News & Analysis

Uber’s ride-sharing services have not been “banned” in NSW, says David Rohrsheim

- May 1, 2014 3 MIN READ

Yesterday’s announcement by NSW Taxi Council indicated that ride-sharing services go against state legality. The announcement stated specifically that smartphone apps allowing motorists to offer lifts in exchange for money, may face fines up to $110,000.

Under the NSW Act, such services must be provided in a licensed taxi or hire car, by an appropriately accredited driver, authorised by Roads and Maritime Services (RMS). This was interpreted as a ruling out, and perhaps even ‘ban’, of Uber’s ride-sharing services by the state government, causing a stir across the media.

However, according to David Rohrsheim, General Manager of Uber Sydney, their operations have not been “banned” in the state.

“[D]espite what yesterday’s press releases from the NSW Taxi Council and the RMS might suggest, Uber has not been ‘banned’ by anyone and continues to operate. Support among both drivers and riders is stronger than ever,” he said in an email.

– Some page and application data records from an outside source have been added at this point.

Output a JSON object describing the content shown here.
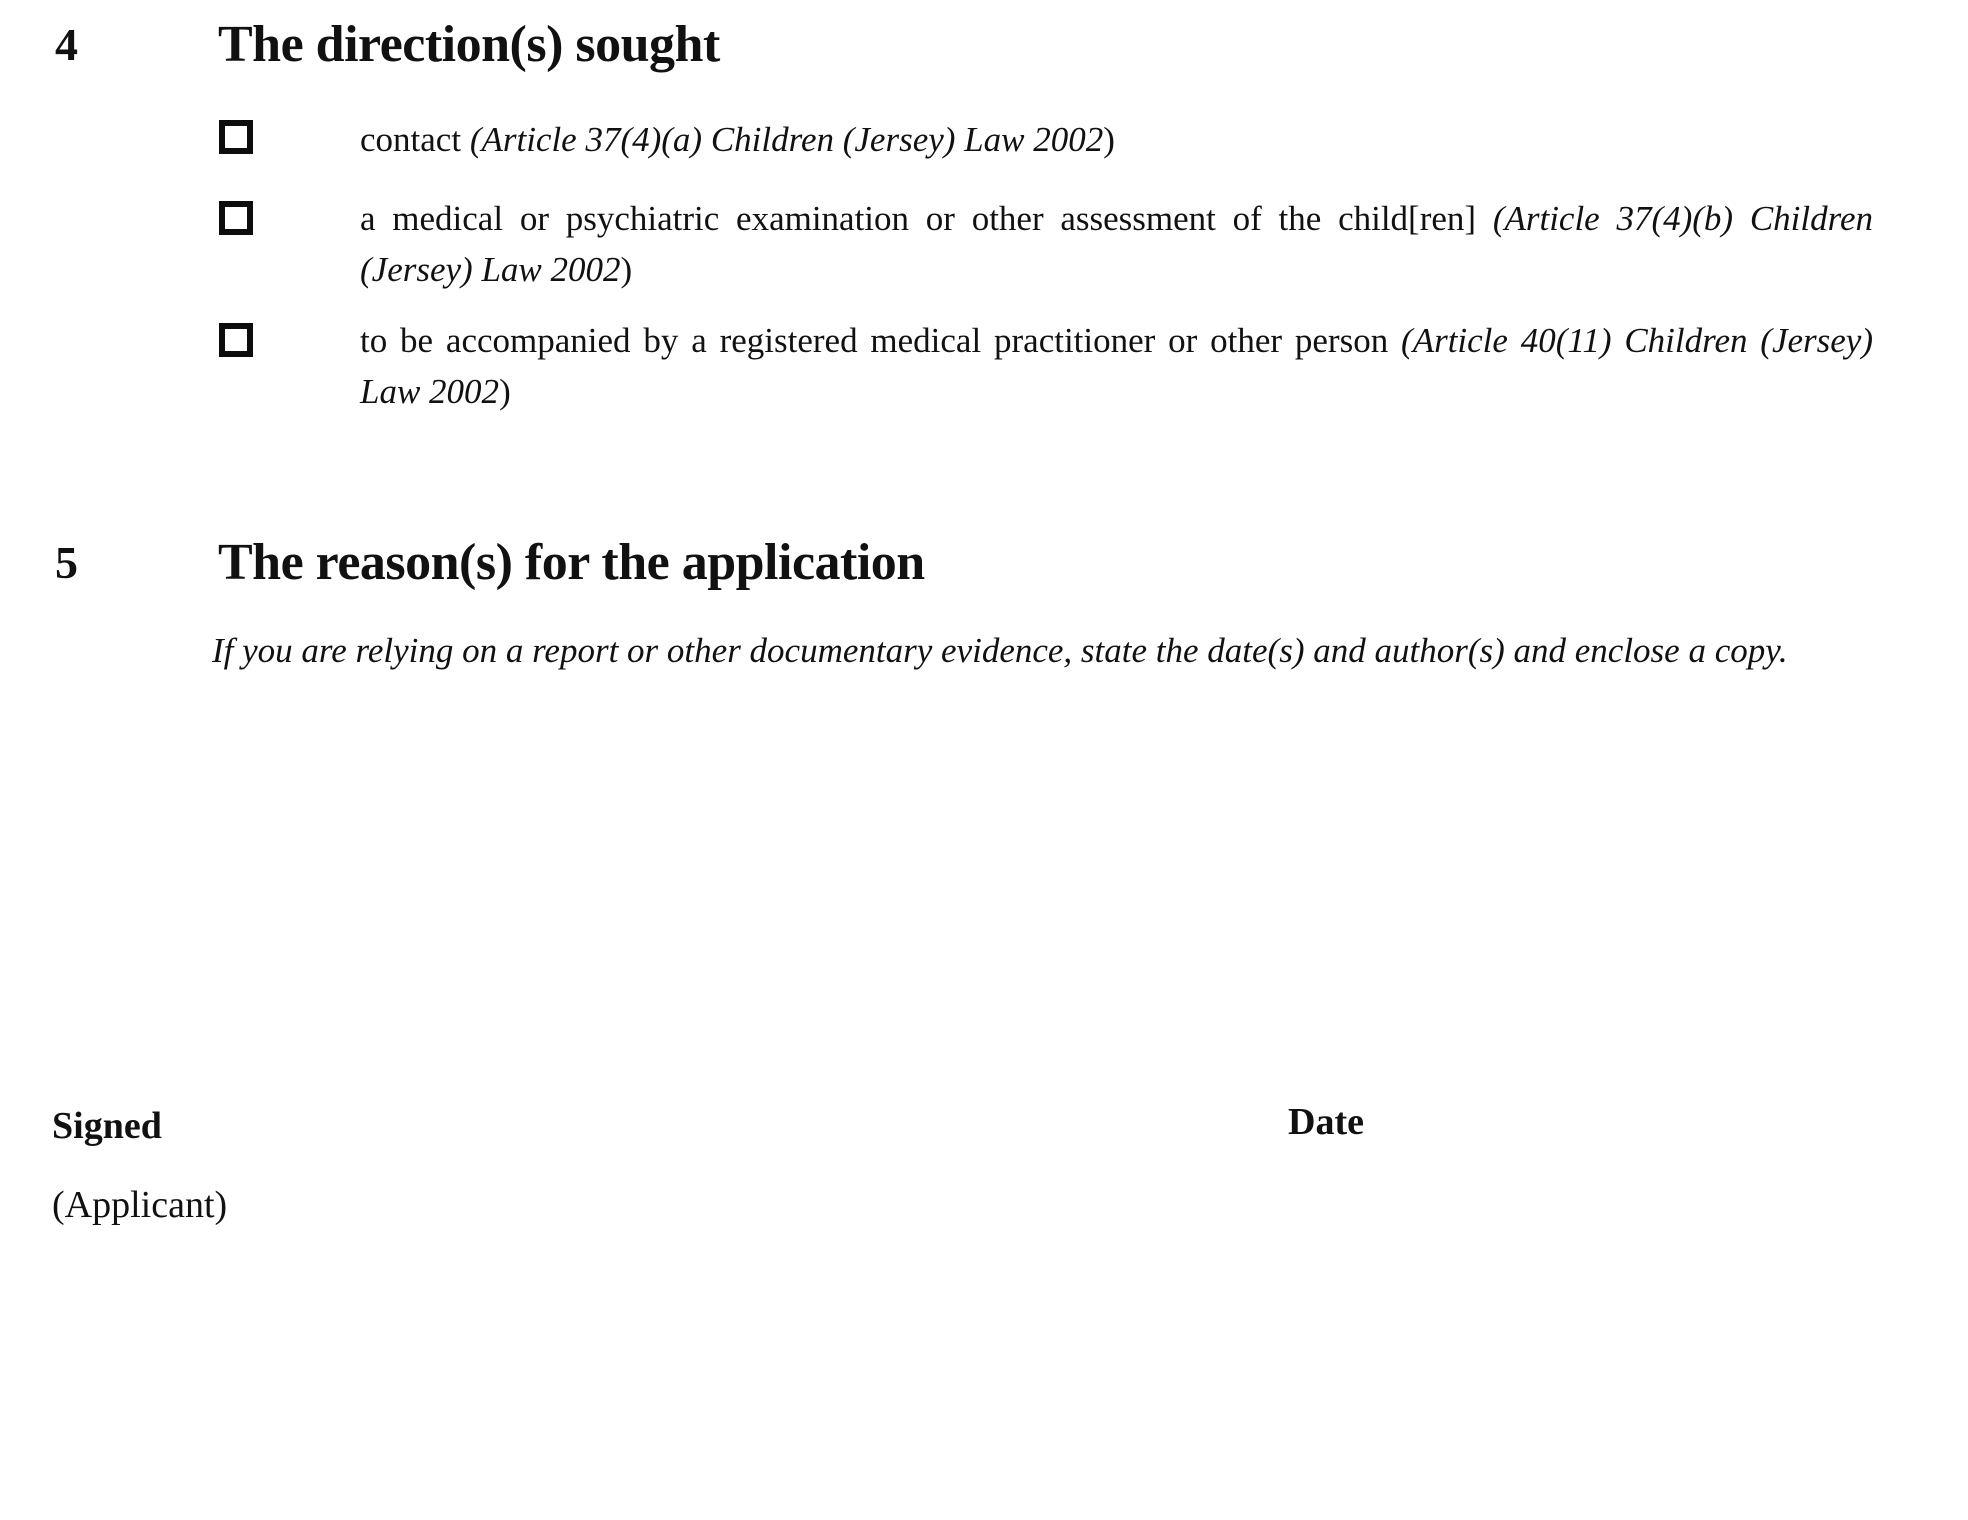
{
  "document": {
    "sections": [
      {
        "number": "4",
        "title": "The direction(s) sought",
        "items": [
          {
            "checkbox_name": "checkbox-contact",
            "text_plain": "contact ",
            "text_italic": "(Article 37(4)(a) Children (Jersey) Law 2002",
            "text_tail": ")"
          },
          {
            "checkbox_name": "checkbox-medical-examination",
            "text_plain": "a medical or psychiatric examination or other assessment of the child[ren] ",
            "text_italic": "(Article 37(4)(b) Children (Jersey) Law 2002",
            "text_tail": ")"
          },
          {
            "checkbox_name": "checkbox-accompanied-by-practitioner",
            "text_plain": "to be accompanied by a registered medical practitioner or other person ",
            "text_italic": "(Article 40(11) Children (Jersey) Law 2002",
            "text_tail": ")"
          }
        ]
      },
      {
        "number": "5",
        "title": "The reason(s) for the application",
        "instruction": "If you are relying on a report or other documentary evidence, state the date(s) and author(s) and enclose a copy."
      }
    ],
    "signature_block": {
      "signed_label": "Signed",
      "applicant_label": "(Applicant)",
      "date_label": "Date"
    }
  }
}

The NSW Taxi Council has been calling on the government to regulate ride-sharing apps for some time. If anything, the title of the Council’s press release is misleading: ‘Transport for NSW Bans Ride Sharing Apps’; and this could be a result of “mixed messages” being sent by the Transport department.

According to The Sydney Morning Herald, on Wednesday last week, NSW Minister for Transport Gladys Berejiklian’s department said that NSW’s Roads and Maritime Services had requested a meeting with Uber to discuss how the NSW Passenger Transport Act applied to the service, and how Uber would respond to its obligations under the act.

But in a 2GB radio interview on Thursday night, Berejiklian said there was no problem unless Uber called itself a ‘taxi service’: “You don’t want to limit people’s choice because, at the end of the day, it does come down to choice.”

According to The Sydney Morning Herald, Victorian Taxi Service Commissioner, Graham Samuel said the services didn’t appear to be complying with Victorian law.

If it comes down to semantics, Uber’s ride-sharing division doesn’t call itself a “taxi service” – but an alternative to taxis, as underscored in their latest media release.

In the release, Uber announced that throughout May, drivers using uberX will provide free rides out of the Kings Cross Precinct during weekend lockout hours (1.30am to 3:30am).

“Uber is a force for positive change in Sydney transport, and our ride-sharing community is now throwing it’s energy behind one of the State’s toughest safety challenges – Kings Cross,” Rohrsheim said.

Statistics collected in Chicago, as Rohrshein pointed out, revealed that Uber’s technology can reduce the rate of taxicab-located crimes by 20 percent.

The free rides initiative not only follows the buzz around NSW Passenger Transport Act, but also a revelation earlier in April about the dangers of catching a cab in Sydney. Serious complaints had been made towards a 55-year-old taxi driver in Nicholas Charles Brown, according to The Sydney Morning Herald

The “string of complaints” included “overcharging, short-changing, smoking, failing to assist a pregnant woman, being rude, aggressive, not knowing the way from the city to the airport and ‘consuming alcohol and driving recklessly whilst conveying passengers’.”

In the new release, Rohrsheim reminds us of this incident, as well as the other disadvantages of catching a regular taxi: 1) waiting on the street with no option to return to a bar; 2) hoping that there are a few taxis not returning to base for changeover; 3) waving your arm about until a taxi chooses your fare; 4) remaining an anonymous passenger; and 5) knowing that $9 of a typical $25 fare is kept by the taxi owner, plus an additional 10 percent to CabCharge if you didn’t have cash in hand.

The latest release appears to be strategic – perhaps even a polite reminder that Uber’s ride-sharing services does not mask itself as a ‘taxi service’. It’s disrupting the taxi industry by offering what has been deemed as a ‘safer’ alternative.

Uber’s taxi services is different to their ride-sharing services, as suggested in the final paragraph of the release: “If you’d prefer to travel with a professional transportation provider, you can still choose Uber Black for a luxury hire car experience, or uberTAXI for a regular taxi.”